Tuesday, May 16, 2017

Second time’s the charm, almost…

Temp in the 40s, W wind 10-25 mph, overcast, sporadic rain.

The feeders have still not attracted much, although a few Gray-crowned Rosy-Finches have found a few of them. We added a lot of common — and one not-so-common — Adak migrants today, raising our trip list to 52.

There was nothing unusual at Sweeper Cove or Sweeper Creek. We tried for the Eye-browed Thrush again, but no luck. The Tufted Duck count at the Airport Ponds is up to 3. A quick run around Contractors’ Camp Marsh yielded our first Red-necked Phalarope for the trip.

We spent all morning around town and nearby, checking a lot of places. We planned to go up to Contractor’s Camp Marsh after lunch with Stefan’s group and the guys from Anchorage. It s always better to do such a large area with extra eyes and ears.

We met up with them and while Barb stayed back at the truck, I walked out with the others. At the edge where the drier section met the wetter section, one of the guys spotted the Yellow Wagtails in the marsh. Of course, they disappeared into thicker vegetation before I could catch up to them! However, they soon took flight, and both Barb and I got views of them in the air. They circled around and returned to the same area, but disappeared again as quickly as before. They flew two more times, but Barb and I never got up-close-and-personal views. But, it was good enough for now. No photos…

I plan to try again in the next few days when the wind subsides a bit.

While we were there, we also had a number of Wilson’s and Common snipe, and four Pacific Golden-Plovers.

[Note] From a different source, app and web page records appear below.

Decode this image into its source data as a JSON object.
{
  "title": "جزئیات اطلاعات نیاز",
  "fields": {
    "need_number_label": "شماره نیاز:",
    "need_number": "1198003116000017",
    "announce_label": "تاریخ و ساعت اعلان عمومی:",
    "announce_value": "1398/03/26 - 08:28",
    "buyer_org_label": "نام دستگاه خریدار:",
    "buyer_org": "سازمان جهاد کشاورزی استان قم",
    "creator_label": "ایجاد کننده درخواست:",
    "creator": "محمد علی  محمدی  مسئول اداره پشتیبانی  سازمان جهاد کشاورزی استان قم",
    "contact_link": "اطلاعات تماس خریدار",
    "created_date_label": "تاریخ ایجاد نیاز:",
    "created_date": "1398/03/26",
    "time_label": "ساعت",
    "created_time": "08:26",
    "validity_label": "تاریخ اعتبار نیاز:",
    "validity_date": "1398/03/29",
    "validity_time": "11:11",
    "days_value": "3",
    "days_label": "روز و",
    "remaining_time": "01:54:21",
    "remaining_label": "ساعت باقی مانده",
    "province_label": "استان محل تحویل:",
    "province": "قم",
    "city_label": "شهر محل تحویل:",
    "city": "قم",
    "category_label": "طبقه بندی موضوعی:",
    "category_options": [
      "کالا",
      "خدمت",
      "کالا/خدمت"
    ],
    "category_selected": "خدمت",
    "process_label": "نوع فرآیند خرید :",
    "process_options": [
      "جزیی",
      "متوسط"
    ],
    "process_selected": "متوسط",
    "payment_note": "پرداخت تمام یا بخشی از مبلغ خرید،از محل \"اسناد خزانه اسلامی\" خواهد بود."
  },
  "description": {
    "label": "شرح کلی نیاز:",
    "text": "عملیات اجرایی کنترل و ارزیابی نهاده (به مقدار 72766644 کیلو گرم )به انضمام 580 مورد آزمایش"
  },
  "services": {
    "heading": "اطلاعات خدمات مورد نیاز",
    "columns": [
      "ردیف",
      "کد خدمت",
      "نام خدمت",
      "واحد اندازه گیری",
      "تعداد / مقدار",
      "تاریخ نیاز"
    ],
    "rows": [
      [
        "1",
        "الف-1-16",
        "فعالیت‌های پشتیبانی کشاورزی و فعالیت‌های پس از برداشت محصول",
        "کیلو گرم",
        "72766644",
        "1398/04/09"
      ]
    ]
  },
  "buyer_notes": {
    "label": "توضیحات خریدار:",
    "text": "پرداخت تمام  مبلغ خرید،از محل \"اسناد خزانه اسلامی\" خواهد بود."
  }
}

Pacific Golden-Plovers, Contractors’ Camp Marsh, May 16, 2017.

We headed up to Clam Lagoon and played leap-frog with Stefan. He got to the Blue Building Feeder before us and found the Eye-browed Thrush there. Of course, it flew away before we got there! So another miss.

Along the northern shore of Clam Lagoon, a gray Gyrfalcon flew by us headed for Stefan. We called him and his group also saw it.

At the northeastern corner, there was a feeding frenzy going on.

Glaucous-winged Gull feeding frenzy, Clam Lagoon, May 16, 2017.

We saw the usual suspects along the Seawall and east side of Clam Lagoon.

We had one Bar-tailed Godwit at Clam Lagoon and saw 16 others down on Landing Lights Beach.

It was getting late, so we headed back to town. By the way, we have been running into several flocks of Bramblings up and down Bayshore Drive, as far north as Contactors’ Camp Marsh. However, they have been very flighty and haven’t hung around for photo-ops.

We checked the Seal drive feeder — nothing — and as we drove out of that area, Barb drove up one of the nearby loops that has a spruce tree at one of the abandoned houses. We didn’t see anything there, but as we rounded the bend, a flock of Bramblings flew out. This time however — maybe it was the pouring rain — they were a little more cooperative.

Bramblings, Adak, May 16, 2017.

11 of the 30+ Bramblings, Adak, May 16, 2017.

Bramblings, Adak, May 16, 2017.

Brambling bathing (in the rain no less!), Adak, May 16, 2017.

See? We weren’t making this up!

In addition to the 52 species we have seen so far, the other groups have also had Eye-browed Thrush, Peregrine Falcon, Common Redpoll, Black Oystercatcher, and maybe a few others.

The winds are supposed to switch back to a more northerly direction the next few days. Not the best scenario.

Regardless, we will be out there looking…